Because of the speed in which advice was produced and other constraints "it is also possible that the problem definition has not been fully analysed by officials". 

"Owing to the very compressed timeframes and budget sensitivities, no consultation outside of government agencies has taken place. There is a risk that significant issues with the resulting proposal have not been identified."

National finance spokesperson Nicola Willis said on Friday that "it's clear it was a panic measure". 

"What Treasury said was, we don't support this. It is a temporary solution to a long-running problem. That's the reality," she said. 

"In November, when that payment stops going into bank accounts, the cost of living crisis will still be going and inflation will still be high next year and the year after that. So to put in place a band-aid and try and hoodwink New Zealanders into thinking that you're doing something, that's not good enough."

The Budget was revealed on Thursday.
The Budget was revealed on Thursday. Photo credit: Getty Images.

The Finance Minister, appearing on AM on Friday, said the Government had recognised that assistance was needed for a large number of Kiwis who may not be able to access initiatives like the Winter Energy Payment or who weren't affected by the increases to the minimum wage and benefits. 

"I'm never going to pretend that it's going to meet all the costs that are out there. But clearly with the Russian invasion of Ukraine, the extension of the supply chain constraints from COVID-19, we are seeing inflation higher than was originally predicted late last year," Robertson said.

"We think this is an important contribution we can make for a wider group of New Zealanders to have some cost of living support."

He said the payment compares well to National's proposal to adjust tax thresholds to inflation. According to the centre-right party, that would result in someone on $55,000 getting about $800 more in their pocket over the year

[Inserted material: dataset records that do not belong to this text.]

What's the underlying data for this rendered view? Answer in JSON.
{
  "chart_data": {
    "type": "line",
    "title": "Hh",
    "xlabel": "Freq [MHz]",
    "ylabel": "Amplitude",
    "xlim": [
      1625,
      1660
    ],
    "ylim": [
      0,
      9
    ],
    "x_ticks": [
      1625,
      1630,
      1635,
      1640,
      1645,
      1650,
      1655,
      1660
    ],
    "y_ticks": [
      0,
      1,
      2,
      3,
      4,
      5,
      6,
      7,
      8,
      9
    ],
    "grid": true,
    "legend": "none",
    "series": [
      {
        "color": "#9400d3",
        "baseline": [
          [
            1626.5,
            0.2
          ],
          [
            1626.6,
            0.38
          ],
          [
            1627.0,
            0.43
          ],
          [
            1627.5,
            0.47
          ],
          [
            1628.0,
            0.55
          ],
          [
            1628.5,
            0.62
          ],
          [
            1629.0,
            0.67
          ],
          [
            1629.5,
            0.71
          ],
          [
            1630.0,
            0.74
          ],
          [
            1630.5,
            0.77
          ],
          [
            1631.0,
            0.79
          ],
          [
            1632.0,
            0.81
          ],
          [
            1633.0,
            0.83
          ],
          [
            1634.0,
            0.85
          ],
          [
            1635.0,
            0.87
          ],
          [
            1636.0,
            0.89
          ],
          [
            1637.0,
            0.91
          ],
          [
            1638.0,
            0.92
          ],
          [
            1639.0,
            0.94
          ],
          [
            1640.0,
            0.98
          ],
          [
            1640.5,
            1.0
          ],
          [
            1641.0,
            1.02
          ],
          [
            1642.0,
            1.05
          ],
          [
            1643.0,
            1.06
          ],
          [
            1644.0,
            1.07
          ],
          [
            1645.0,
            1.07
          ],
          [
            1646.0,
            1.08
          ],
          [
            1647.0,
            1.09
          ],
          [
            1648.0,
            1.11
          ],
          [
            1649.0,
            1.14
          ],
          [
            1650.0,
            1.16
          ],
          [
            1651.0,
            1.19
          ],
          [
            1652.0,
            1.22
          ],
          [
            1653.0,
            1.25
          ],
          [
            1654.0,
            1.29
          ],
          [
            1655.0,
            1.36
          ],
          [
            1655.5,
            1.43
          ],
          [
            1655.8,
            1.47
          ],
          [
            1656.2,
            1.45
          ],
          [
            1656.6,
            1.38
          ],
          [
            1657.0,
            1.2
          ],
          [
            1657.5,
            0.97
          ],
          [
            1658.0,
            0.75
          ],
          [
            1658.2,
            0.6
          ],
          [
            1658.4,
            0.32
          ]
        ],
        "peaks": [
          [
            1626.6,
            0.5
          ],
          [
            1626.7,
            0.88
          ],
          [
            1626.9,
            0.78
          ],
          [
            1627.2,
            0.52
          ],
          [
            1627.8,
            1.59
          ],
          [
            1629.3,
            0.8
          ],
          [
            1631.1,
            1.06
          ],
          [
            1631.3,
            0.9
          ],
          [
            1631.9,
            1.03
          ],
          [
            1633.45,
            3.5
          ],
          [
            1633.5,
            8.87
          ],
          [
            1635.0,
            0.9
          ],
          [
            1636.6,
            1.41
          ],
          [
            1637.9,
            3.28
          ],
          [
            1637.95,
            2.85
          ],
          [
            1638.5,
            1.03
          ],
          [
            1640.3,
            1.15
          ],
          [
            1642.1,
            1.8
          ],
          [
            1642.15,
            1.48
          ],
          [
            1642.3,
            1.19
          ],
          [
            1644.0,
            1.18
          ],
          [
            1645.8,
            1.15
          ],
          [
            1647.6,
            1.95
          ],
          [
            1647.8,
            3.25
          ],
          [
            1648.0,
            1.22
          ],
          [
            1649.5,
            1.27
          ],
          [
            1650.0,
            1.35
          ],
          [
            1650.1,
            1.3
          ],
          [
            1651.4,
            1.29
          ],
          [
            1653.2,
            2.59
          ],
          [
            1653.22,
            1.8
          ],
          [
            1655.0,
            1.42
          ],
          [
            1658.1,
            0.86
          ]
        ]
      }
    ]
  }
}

"$27 a week for three months for these people is more than they would get under Christopher Luxon's package, which would have a worse effect on inflation. That's the point," Robertson said.

"We've come up with a really good balance here, a targeted piece of support that won't unnecessarily exacerbate the very problem we're trying to solve with inflation. 

"Untargeted tax cuts that give people who earn more than $180,000 is going to make inflation worse. So I think we've got the balance right here."

ACT is also up in arms over the Government response, saying middle-income Kiwis will feel shafted.

"ACT has prioritised middle income workers, those who work hard and are swimming against the tide of rising inflation that has been caused by out of control Government spending," leader David Seymour said.

"Our Real Change Budget would let someone on the the average income of $73,000 keep an extra $2185 of their own money. That sort of relief would give real change to someone’s life."

The party advocates for the tax system being simplified to just two tax rates.